Here are some commonly used values that are important to remember:

+3 dB = double power

-3 dB = half the power

+10 dB = order of magnitude (10 times power)

-10 dB = one tenth power

2. Another example of a dimensionless unit is the percent (%) which can also be used in all kinds of quantities or numbers. While measurements like feet and grams are fixed, dimensionless units represent a relationship.

In addition to dimensionless dB, there are a number of relative definitions that are based on a certain base value P0. The most relevant ones for us are:

dBm relative to P0 = 1 mW

dBi relative to an ideal isotropic antenna An isotropic

antenna is a hypothetical antenna that evenly distributes power in all directions. It is approximated by a dipole, but a perfect isotropic antenna cannot be built in reality. The isotropic model is useful for describing the relative power gain of a real world antenna.

Another common (although less convenient) convention for expressing power is in milliwatts.

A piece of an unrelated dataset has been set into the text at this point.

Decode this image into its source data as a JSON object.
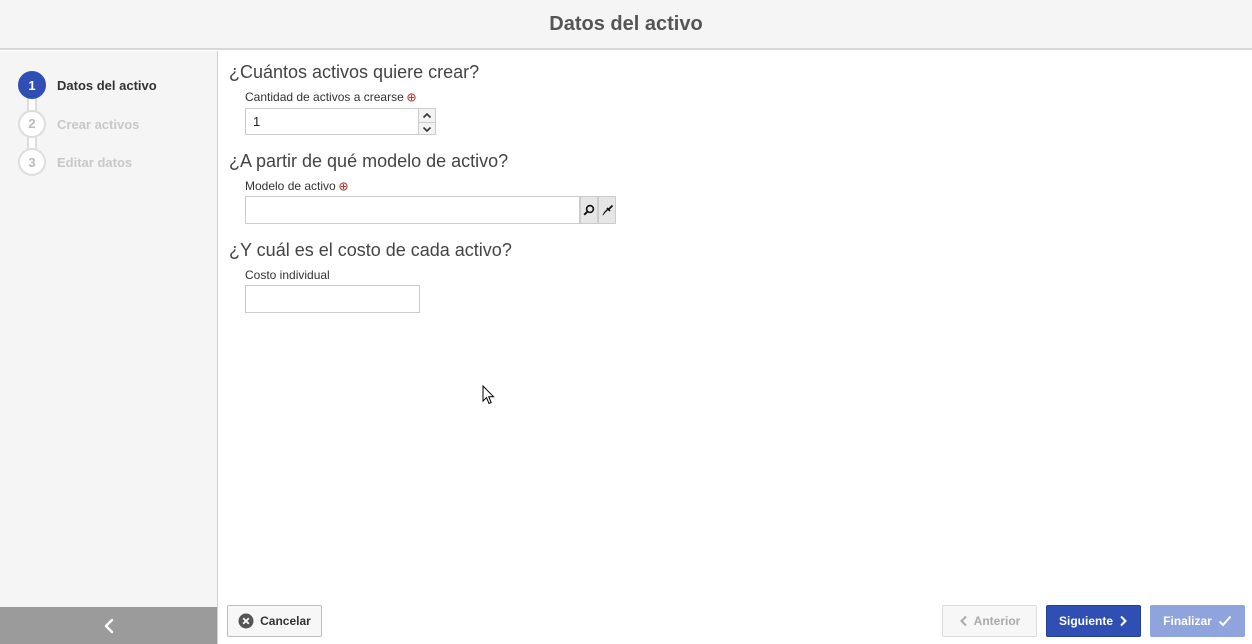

Here are equivalent power levels expressed in milliwatts and dBm:

1 mW = 0 dBm

2 mW = 3 dBm

100 mW = 20 dBm

1 W = 30 dBm

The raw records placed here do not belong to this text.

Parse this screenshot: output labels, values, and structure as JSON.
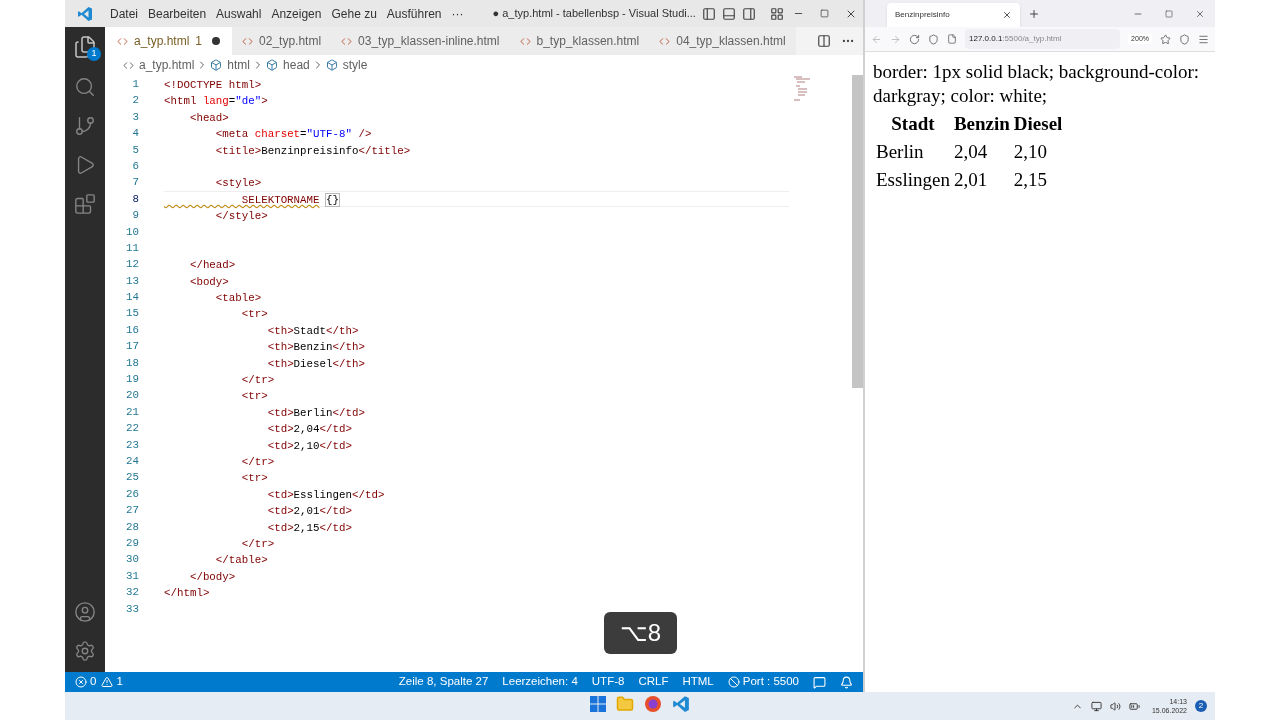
{
  "title_bar": {
    "menu": [
      "Datei",
      "Bearbeiten",
      "Auswahl",
      "Anzeigen",
      "Gehe zu",
      "Ausführen",
      "···"
    ],
    "title": "● a_typ.html - tabellenbsp - Visual Studi..."
  },
  "activity_bar": {
    "explorer_badge": "1"
  },
  "tabs": [
    {
      "label": "a_typ.html",
      "count": "1",
      "modified": true,
      "selected": true
    },
    {
      "label": "02_typ.html",
      "modified": false,
      "selected": false
    },
    {
      "label": "03_typ_klassen-inline.html",
      "modified": false,
      "selected": false
    },
    {
      "label": "b_typ_klassen.html",
      "modified": false,
      "selected": false
    },
    {
      "label": "04_typ_klassen.html",
      "modified": false,
      "selected": false
    }
  ],
  "breadcrumb": [
    {
      "label": "a_typ.html",
      "kind": "file"
    },
    {
      "label": "html",
      "kind": "element"
    },
    {
      "label": "head",
      "kind": "element"
    },
    {
      "label": "style",
      "kind": "element"
    }
  ],
  "code_lines": [
    {
      "number": "1",
      "current": false,
      "segments": [
        {
          "kind": "punct",
          "text": "<!DOCTYPE "
        },
        {
          "kind": "tag",
          "text": "html"
        },
        {
          "kind": "punct",
          "text": ">"
        }
      ]
    },
    {
      "number": "2",
      "current": false,
      "segments": [
        {
          "kind": "punct",
          "text": "<"
        },
        {
          "kind": "tag",
          "text": "html "
        },
        {
          "kind": "attr",
          "text": "lang"
        },
        {
          "kind": "text",
          "text": "="
        },
        {
          "kind": "string",
          "text": "\"de\""
        },
        {
          "kind": "punct",
          "text": ">"
        }
      ]
    },
    {
      "number": "3",
      "current": false,
      "segments": [
        {
          "kind": "punct",
          "text": "    <"
        },
        {
          "kind": "tag",
          "text": "head"
        },
        {
          "kind": "punct",
          "text": ">"
        }
      ]
    },
    {
      "number": "4",
      "current": false,
      "segments": [
        {
          "kind": "punct",
          "text": "        <"
        },
        {
          "kind": "tag",
          "text": "meta "
        },
        {
          "kind": "attr",
          "text": "charset"
        },
        {
          "kind": "text",
          "text": "="
        },
        {
          "kind": "string",
          "text": "\"UTF-8\""
        },
        {
          "kind": "punct",
          "text": " />"
        }
      ]
    },
    {
      "number": "5",
      "current": false,
      "segments": [
        {
          "kind": "punct",
          "text": "        <"
        },
        {
          "kind": "tag",
          "text": "title"
        },
        {
          "kind": "punct",
          "text": ">"
        },
        {
          "kind": "text",
          "text": "Benzinpreisinfo"
        },
        {
          "kind": "punct",
          "text": "</"
        },
        {
          "kind": "tag",
          "text": "title"
        },
        {
          "kind": "punct",
          "text": ">"
        }
      ]
    },
    {
      "number": "6",
      "current": false
    },
    {
      "number": "7",
      "current": false,
      "segments": [
        {
          "kind": "punct",
          "text": "        <"
        },
        {
          "kind": "tag",
          "text": "style"
        },
        {
          "kind": "punct",
          "text": ">"
        }
      ]
    },
    {
      "number": "8",
      "current": true,
      "segments": [
        {
          "kind": "warning",
          "text": "            SELEKTORNAME"
        },
        {
          "kind": "bracket",
          "text": "{}"
        }
      ]
    },
    {
      "number": "9",
      "current": false,
      "segments": [
        {
          "kind": "punct",
          "text": "        </"
        },
        {
          "kind": "tag",
          "text": "style"
        },
        {
          "kind": "punct",
          "text": ">"
        }
      ]
    },
    {
      "number": "10",
      "current": false
    },
    {
      "number": "11",
      "current": false
    },
    {
      "number": "12",
      "current": false,
      "segments": [
        {
          "kind": "punct",
          "text": "    </"
        },
        {
          "kind": "tag",
          "text": "head"
        },
        {
          "kind": "punct",
          "text": ">"
        }
      ]
    },
    {
      "number": "13",
      "current": false,
      "segments": [
        {
          "kind": "punct",
          "text": "    <"
        },
        {
          "kind": "tag",
          "text": "body"
        },
        {
          "kind": "punct",
          "text": ">"
        }
      ]
    },
    {
      "number": "14",
      "current": false,
      "segments": [
        {
          "kind": "punct",
          "text": "        <"
        },
        {
          "kind": "tag",
          "text": "table"
        },
        {
          "kind": "punct",
          "text": ">"
        }
      ]
    },
    {
      "number": "15",
      "current": false,
      "segments": [
        {
          "kind": "punct",
          "text": "            <"
        },
        {
          "kind": "tag",
          "text": "tr"
        },
        {
          "kind": "punct",
          "text": ">"
        }
      ]
    },
    {
      "number": "16",
      "current": false,
      "segments": [
        {
          "kind": "punct",
          "text": "                <"
        },
        {
          "kind": "tag",
          "text": "th"
        },
        {
          "kind": "punct",
          "text": ">"
        },
        {
          "kind": "text",
          "text": "Stadt"
        },
        {
          "kind": "punct",
          "text": "</"
        },
        {
          "kind": "tag",
          "text": "th"
        },
        {
          "kind": "punct",
          "text": ">"
        }
      ]
    },
    {
      "number": "17",
      "current": false,
      "segments": [
        {
          "kind": "punct",
          "text": "                <"
        },
        {
          "kind": "tag",
          "text": "th"
        },
        {
          "kind": "punct",
          "text": ">"
        },
        {
          "kind": "text",
          "text": "Benzin"
        },
        {
          "kind": "punct",
          "text": "</"
        },
        {
          "kind": "tag",
          "text": "th"
        },
        {
          "kind": "punct",
          "text": ">"
        }
      ]
    },
    {
      "number": "18",
      "current": false,
      "segments": [
        {
          "kind": "punct",
          "text": "                <"
        },
        {
          "kind": "tag",
          "text": "th"
        },
        {
          "kind": "punct",
          "text": ">"
        },
        {
          "kind": "text",
          "text": "Diesel"
        },
        {
          "kind": "punct",
          "text": "</"
        },
        {
          "kind": "tag",
          "text": "th"
        },
        {
          "kind": "punct",
          "text": ">"
        }
      ]
    },
    {
      "number": "19",
      "current": false,
      "segments": [
        {
          "kind": "punct",
          "text": "            </"
        },
        {
          "kind": "tag",
          "text": "tr"
        },
        {
          "kind": "punct",
          "text": ">"
        }
      ]
    },
    {
      "number": "20",
      "current": false,
      "segments": [
        {
          "kind": "punct",
          "text": "            <"
        },
        {
          "kind": "tag",
          "text": "tr"
        },
        {
          "kind": "punct",
          "text": ">"
        }
      ]
    },
    {
      "number": "21",
      "current": false,
      "segments": [
        {
          "kind": "punct",
          "text": "                <"
        },
        {
          "kind": "tag",
          "text": "td"
        },
        {
          "kind": "punct",
          "text": ">"
        },
        {
          "kind": "text",
          "text": "Berlin"
        },
        {
          "kind": "punct",
          "text": "</"
        },
        {
          "kind": "tag",
          "text": "td"
        },
        {
          "kind": "punct",
          "text": ">"
        }
      ]
    },
    {
      "number": "22",
      "current": false,
      "segments": [
        {
          "kind": "punct",
          "text": "                <"
        },
        {
          "kind": "tag",
          "text": "td"
        },
        {
          "kind": "punct",
          "text": ">"
        },
        {
          "kind": "text",
          "text": "2,04"
        },
        {
          "kind": "punct",
          "text": "</"
        },
        {
          "kind": "tag",
          "text": "td"
        },
        {
          "kind": "punct",
          "text": ">"
        }
      ]
    },
    {
      "number": "23",
      "current": false,
      "segments": [
        {
          "kind": "punct",
          "text": "                <"
        },
        {
          "kind": "tag",
          "text": "td"
        },
        {
          "kind": "punct",
          "text": ">"
        },
        {
          "kind": "text",
          "text": "2,10"
        },
        {
          "kind": "punct",
          "text": "</"
        },
        {
          "kind": "tag",
          "text": "td"
        },
        {
          "kind": "punct",
          "text": ">"
        }
      ]
    },
    {
      "number": "24",
      "current": false,
      "segments": [
        {
          "kind": "punct",
          "text": "            </"
        },
        {
          "kind": "tag",
          "text": "tr"
        },
        {
          "kind": "punct",
          "text": ">"
        }
      ]
    },
    {
      "number": "25",
      "current": false,
      "segments": [
        {
          "kind": "punct",
          "text": "            <"
        },
        {
          "kind": "tag",
          "text": "tr"
        },
        {
          "kind": "punct",
          "text": ">"
        }
      ]
    },
    {
      "number": "26",
      "current": false,
      "segments": [
        {
          "kind": "punct",
          "text": "                <"
        },
        {
          "kind": "tag",
          "text": "td"
        },
        {
          "kind": "punct",
          "text": ">"
        },
        {
          "kind": "text",
          "text": "Esslingen"
        },
        {
          "kind": "punct",
          "text": "</"
        },
        {
          "kind": "tag",
          "text": "td"
        },
        {
          "kind": "punct",
          "text": ">"
        }
      ]
    },
    {
      "number": "27",
      "current": false,
      "segments": [
        {
          "kind": "punct",
          "text": "                <"
        },
        {
          "kind": "tag",
          "text": "td"
        },
        {
          "kind": "punct",
          "text": ">"
        },
        {
          "kind": "text",
          "text": "2,01"
        },
        {
          "kind": "punct",
          "text": "</"
        },
        {
          "kind": "tag",
          "text": "td"
        },
        {
          "kind": "punct",
          "text": ">"
        }
      ]
    },
    {
      "number": "28",
      "current": false,
      "segments": [
        {
          "kind": "punct",
          "text": "                <"
        },
        {
          "kind": "tag",
          "text": "td"
        },
        {
          "kind": "punct",
          "text": ">"
        },
        {
          "kind": "text",
          "text": "2,15"
        },
        {
          "kind": "punct",
          "text": "</"
        },
        {
          "kind": "tag",
          "text": "td"
        },
        {
          "kind": "punct",
          "text": ">"
        }
      ]
    },
    {
      "number": "29",
      "current": false,
      "segments": [
        {
          "kind": "punct",
          "text": "            </"
        },
        {
          "kind": "tag",
          "text": "tr"
        },
        {
          "kind": "punct",
          "text": ">"
        }
      ]
    },
    {
      "number": "30",
      "current": false,
      "segments": [
        {
          "kind": "punct",
          "text": "        </"
        },
        {
          "kind": "tag",
          "text": "table"
        },
        {
          "kind": "punct",
          "text": ">"
        }
      ]
    },
    {
      "number": "31",
      "current": false,
      "segments": [
        {
          "kind": "punct",
          "text": "    </"
        },
        {
          "kind": "tag",
          "text": "body"
        },
        {
          "kind": "punct",
          "text": ">"
        }
      ]
    },
    {
      "number": "32",
      "current": false,
      "segments": [
        {
          "kind": "punct",
          "text": "</"
        },
        {
          "kind": "tag",
          "text": "html"
        },
        {
          "kind": "punct",
          "text": ">"
        }
      ]
    },
    {
      "number": "33",
      "current": false
    }
  ],
  "key_overlay": "⌥8",
  "status_bar": {
    "errors": "0",
    "warnings": "1",
    "items": [
      "Zeile 8, Spalte 27",
      "Leerzeichen: 4",
      "UTF-8",
      "CRLF",
      "HTML"
    ],
    "port": "Port : 5500"
  },
  "browser": {
    "tab_title": "Benzinpreisinfo",
    "url_host": "127.0.0.1",
    "url_rest": ":5500/a_typ.html",
    "zoom": "200%",
    "paragraph": "border: 1px solid black; background-color: darkgray; color: white;",
    "table": {
      "columns": [
        "Stadt",
        "Benzin",
        "Diesel"
      ],
      "rows": [
        [
          "Berlin",
          "2,04",
          "2,10"
        ],
        [
          "Esslingen",
          "2,01",
          "2,15"
        ]
      ]
    }
  },
  "taskbar": {
    "time": "14:13",
    "date": "15.06.2022",
    "notifications": "2"
  }
}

Any electromagnetic wave carries energy - we can feel that when we enjoy (or suffer from) the warmth of the sun. The amount of energy received in a certain amount of time is called power. The power P is of key importance for making wireless links work: you need a certain minimum power in order for a receiver to make sense of the signal.

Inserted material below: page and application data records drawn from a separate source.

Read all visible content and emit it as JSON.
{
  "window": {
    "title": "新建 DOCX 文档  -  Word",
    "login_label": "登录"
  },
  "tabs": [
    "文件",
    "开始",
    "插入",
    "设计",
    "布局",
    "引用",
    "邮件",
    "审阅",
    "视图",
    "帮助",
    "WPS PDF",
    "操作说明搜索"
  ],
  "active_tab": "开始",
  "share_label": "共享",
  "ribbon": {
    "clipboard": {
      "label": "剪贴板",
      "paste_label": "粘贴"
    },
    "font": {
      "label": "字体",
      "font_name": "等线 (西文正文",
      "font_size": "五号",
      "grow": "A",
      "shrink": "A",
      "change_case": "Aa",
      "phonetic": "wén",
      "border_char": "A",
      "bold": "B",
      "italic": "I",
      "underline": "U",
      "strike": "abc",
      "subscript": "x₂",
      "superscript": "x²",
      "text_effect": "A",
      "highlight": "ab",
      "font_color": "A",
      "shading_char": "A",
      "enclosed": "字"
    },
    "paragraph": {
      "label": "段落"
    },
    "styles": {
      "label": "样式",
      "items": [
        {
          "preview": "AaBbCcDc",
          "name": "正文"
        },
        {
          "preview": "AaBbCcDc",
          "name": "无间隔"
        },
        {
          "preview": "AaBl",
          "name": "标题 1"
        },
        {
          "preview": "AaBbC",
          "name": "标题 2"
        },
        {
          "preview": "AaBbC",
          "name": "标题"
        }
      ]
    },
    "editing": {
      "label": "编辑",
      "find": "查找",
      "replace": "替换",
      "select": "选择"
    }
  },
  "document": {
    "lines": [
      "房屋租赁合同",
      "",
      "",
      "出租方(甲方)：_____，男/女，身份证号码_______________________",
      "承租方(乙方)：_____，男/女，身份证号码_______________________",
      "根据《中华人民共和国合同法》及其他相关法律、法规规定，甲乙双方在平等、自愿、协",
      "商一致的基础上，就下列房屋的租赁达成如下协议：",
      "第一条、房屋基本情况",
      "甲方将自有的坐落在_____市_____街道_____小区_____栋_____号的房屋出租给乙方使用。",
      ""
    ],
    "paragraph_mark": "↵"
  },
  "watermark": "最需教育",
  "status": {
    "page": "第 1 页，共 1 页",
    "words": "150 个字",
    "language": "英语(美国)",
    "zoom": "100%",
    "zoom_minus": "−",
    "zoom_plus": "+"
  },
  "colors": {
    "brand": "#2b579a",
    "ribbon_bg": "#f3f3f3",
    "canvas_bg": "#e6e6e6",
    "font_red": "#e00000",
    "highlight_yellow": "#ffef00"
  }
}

We will come back to details of transmission power, losses, gains and radio sensitivity. Here we will briefly discuss how the power P is defined and measured.

The electric field is measured in V/m (potential difference per meter), the power contained within it is proportional to the square of the electric field

P ~ E2

Practically, we measure the power by means of some form of receiver, e.g. an antenna and a voltmeter, power meter, oscilloscope, or even a radio card and laptop. Looking at the signal’s power directly means looking at the square of the signal in Volts.

Calculating with dB

By far the most important technique when calculating power is calculating with decibels (dB). There is no new physics hidden in this - it is just a convenient method which makes calculations a lot simpler.

The decibel is a dimensionless unit2, that is, it defines a relationship between two measurements of power. It is defined by:

dB = 10 * Log (P1 / P0)

where P1 and P0 can be whatever two values you want to compare. Typically,in our case, this will be some amount of power.

Why are decibels so handy to use? Many phenomena in nature happen to behave in a way we call exponential. For example, the human ear senses a sound to be twice as loud as another one if it has ten times the physical signal.

Another example, quite close to our field of interest, is absorption. Suppose a wall is in the path of our wireless link, and each meter of wall takes away half of the available signal. The result would be:

0 meters = 1 (full signal)

1 meter = 1/2

2 meters = 1/4

3 meters = 1/8

4 meters = 1/16

n meters = 1/2n = 2-n

This is exponential behavior.

But once we have used the trick of applying the logarithm (log), things become a lot easier: instead of taking a value to the n-th power, we just multiply by n. Instead of multiplying values, we just add.

Here are some commonly used values that are important to remember:

+3 dB = double power

-3 dB = half the power

+10 dB = order of magnitude (10 times power)

-10 dB = one tenth power

2. Another example of a dimensionless unit is the percent (%) which can also be used in all kinds of quantities or numbers. While measurements like feet and grams are fixed, dimensionless units represent a relationship.

In addition to dimensionless dB, there are a number of relative definitions that are based on a certain base value P0. The most relevant ones for us are:

dBm relative to P0 = 1 mW

dBi relative to an ideal isotropic antenna An isotropic

antenna is a hypothetical antenna that evenly distributes power in all directions. It is approximated by a dipole, but a perfect isotropic antenna cannot be built in reality. The isotropic model is useful for describing the relative power gain of a real world antenna.

Another common (although less convenient) convention for expressing power is in milliwatts. Here are equivalent power levels expressed in milliwatts and dBm:

1 mW = 0 dBm

2 mW = 3 dBm

100 mW = 20 dBm

1 W = 30 dBm